Hübner then examines ecclesiastical finances (Chapter 6). In the mid-seventh century the official lists of sees recorded 33 metropolitan sees and about 440 suffragan sees in Asia Minor. Their incomes varied enormously. Constantinople and the larger metropolitan sees were wealthy; most of the others were comparatively impoverished. Because the size and prestige of sees determined their capacity for remuneration, the financial support that these smaller churches could offer their clerics was only "ein Zubrot" (228). The most interesting chapter is Hübner's discussion of clerical careers and the possibility of advancement (Chapter 7). Since priests and deacons at large cities sometimes used their own resources to become local benefactors, Hübner suggests that these high-ranking clerics were recruited from the upper social classes.
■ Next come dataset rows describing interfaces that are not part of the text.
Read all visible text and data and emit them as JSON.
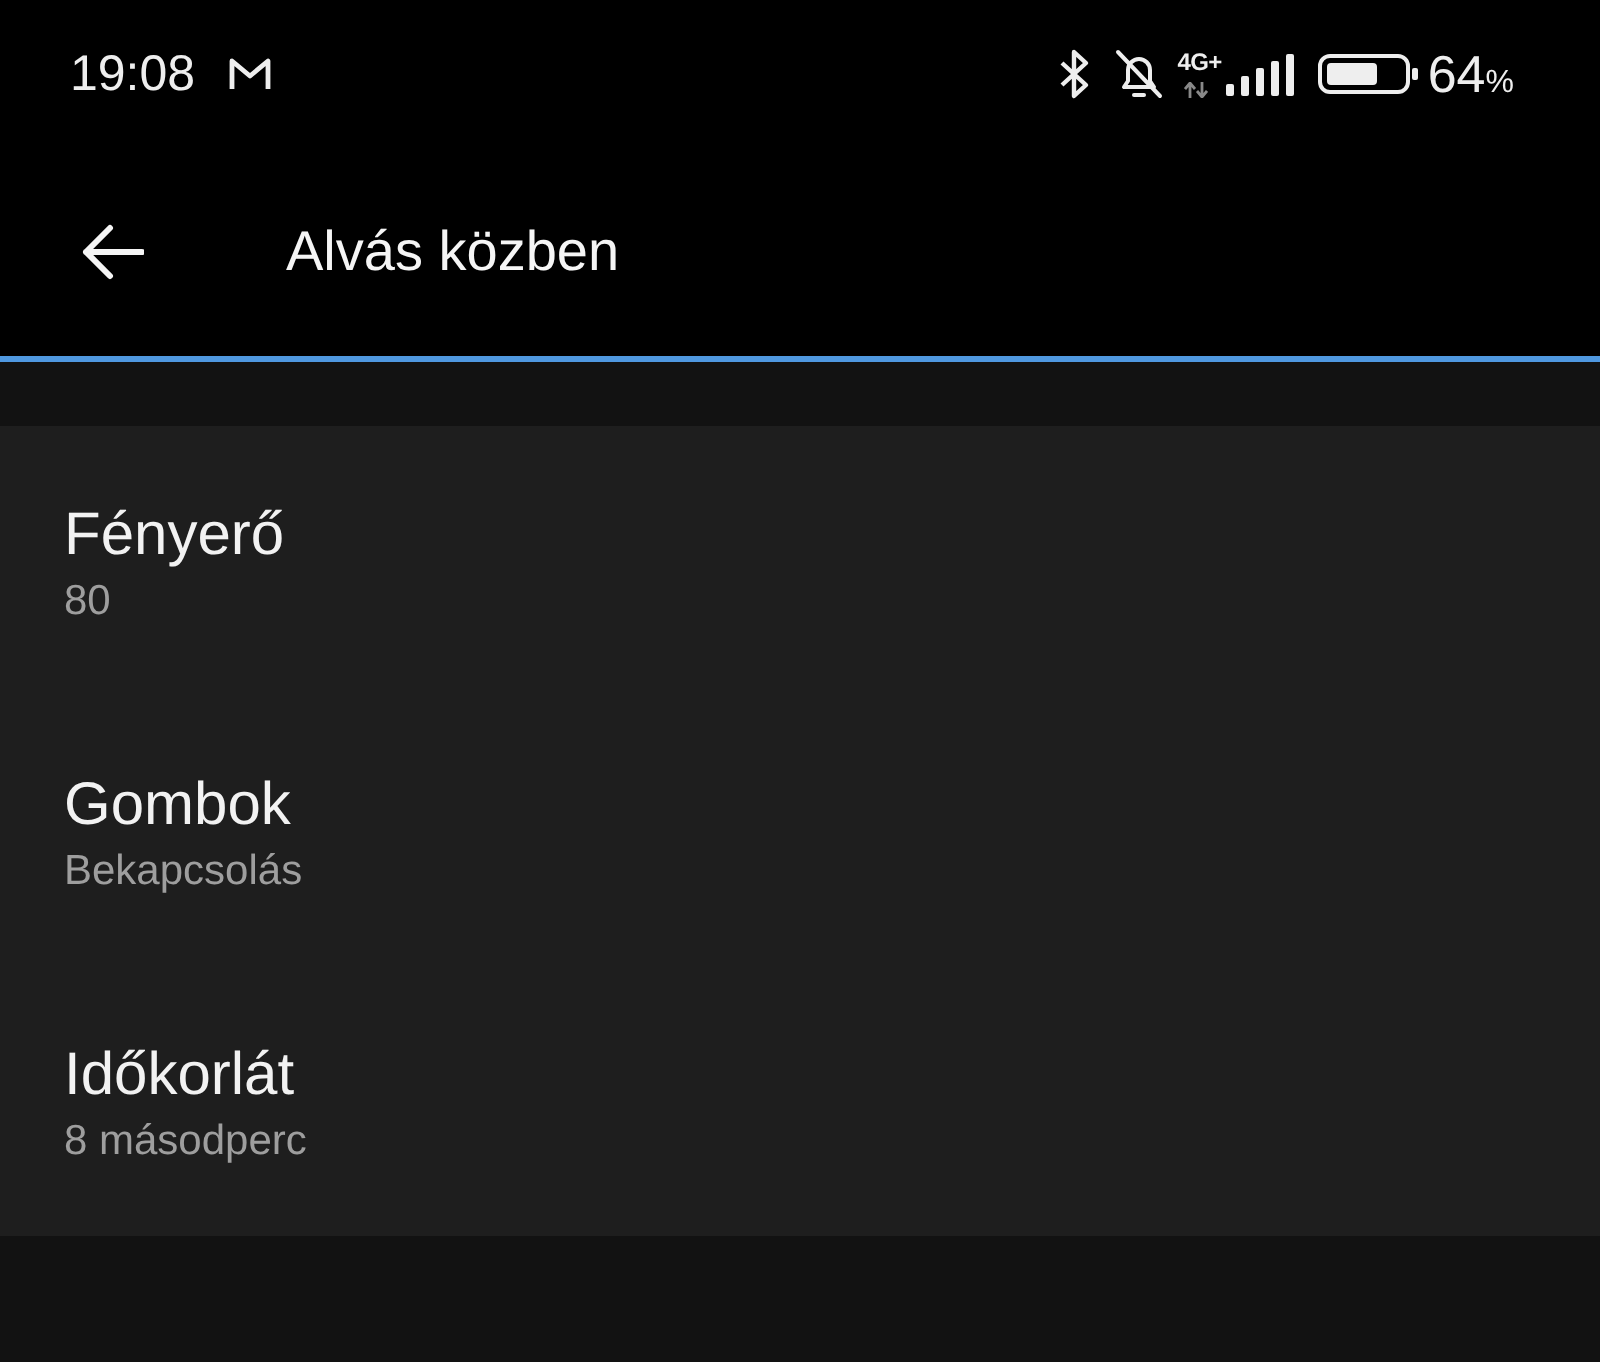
{
  "status_bar": {
    "time": "19:08",
    "network_type": "4G+",
    "battery_percent": "64",
    "battery_unit": "%"
  },
  "toolbar": {
    "title": "Alvás közben"
  },
  "settings": [
    {
      "title": "Fényerő",
      "value": "80"
    },
    {
      "title": "Gombok",
      "value": "Bekapcsolás"
    },
    {
      "title": "Időkorlát",
      "value": "8 másodperc"
    }
  ]
}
Bishops too were chosen from comparatively wealthy men, such as local notables or former imperial magistrates. The same characteristics that helped men acquire offices in the imperial administration, wealth and education in Greek culture, were also influential in the selection of bishops and the priests and deacons at large sees. In the final chapter Hübner considers some of the implications of this pattern of recruitment (Chapter 8). Humble tradesmen and laborers might become low-ranking clerics, but it was unlikely they would advance much higher. Instead, already prominent notables were recruited as bishops and as priests and deacons at large cities: "war es gerade die Kirche, die bei der Auswahl ihrer Kleriker Standesschranken bewahrte" (265). Rather than producing a new homogenous elite of men from different social classes who had been blended together in spiritual service, the clerical hierarchy both replicated and reinforced the clearly differentiated ranks and statuses of Roman society.
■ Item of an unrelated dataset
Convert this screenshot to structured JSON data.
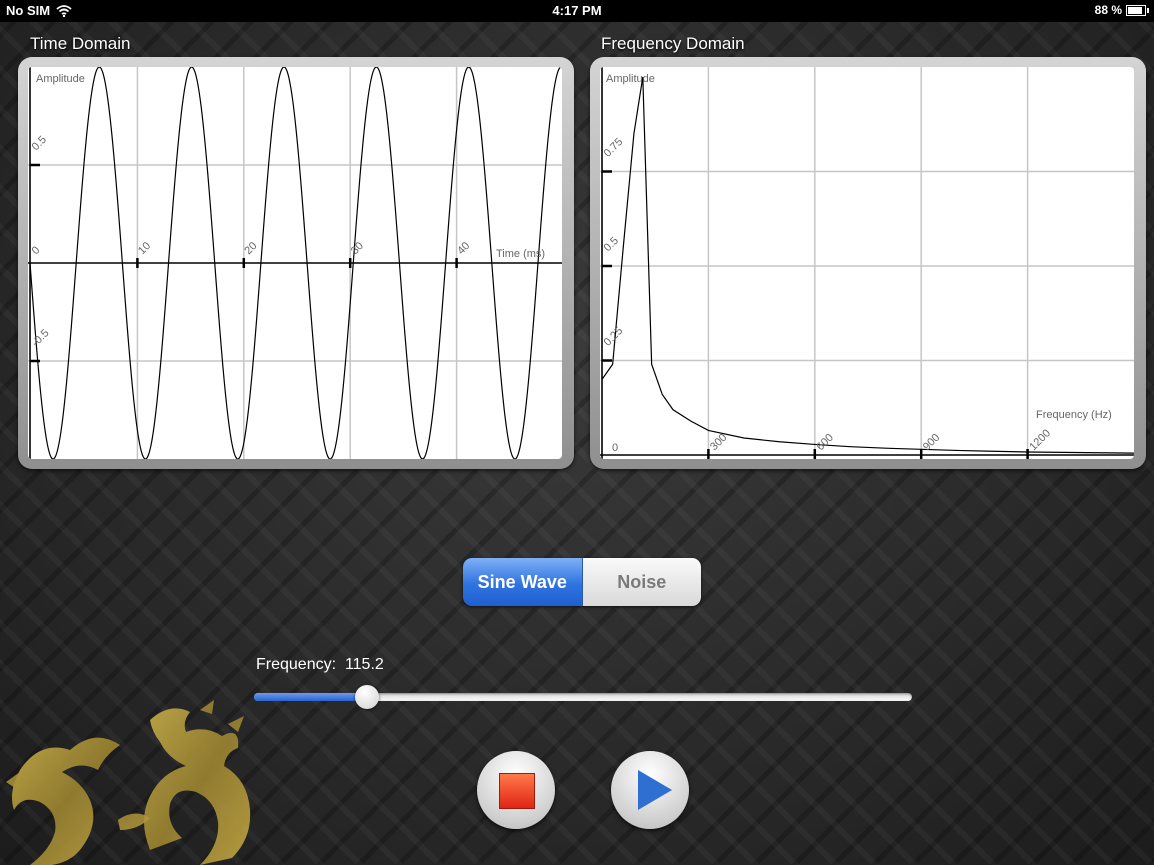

Hübner's general conclusions deserve to be evaluated against the data from other regions throughout the empire. These comparative studies might also add some nuances to the chronological development of the standing of the clergy during late antiquity, because in order to gather enough information for Asia Minor Hübner has been forced to conflate the evidence from three centuries. This conflation has resulted in a rather static picture of the clergy. Another tactic for extending Hübner's analysis would be an examination of some well-documented careers. Asia Minor in fact offers a few excellent examples of priests whose careers deserve further study. Basil of Caesarea and Gregory of Nazianzus, two of the famous Cappadocian Fathers, are typically evaluated as exemplars of the roles of bishops during the fourth century. But before they became bishops, they served as priests for almost a decade; and some of their letters, sermons, and other writings survive from their tenures as priests. Studying their pre-episcopal ecclesiastical careers would offer an excellent means to evaluate and supplement the implications of Hübner's stimulating model of clerical service in Asia Minor.

Raymond Van Dam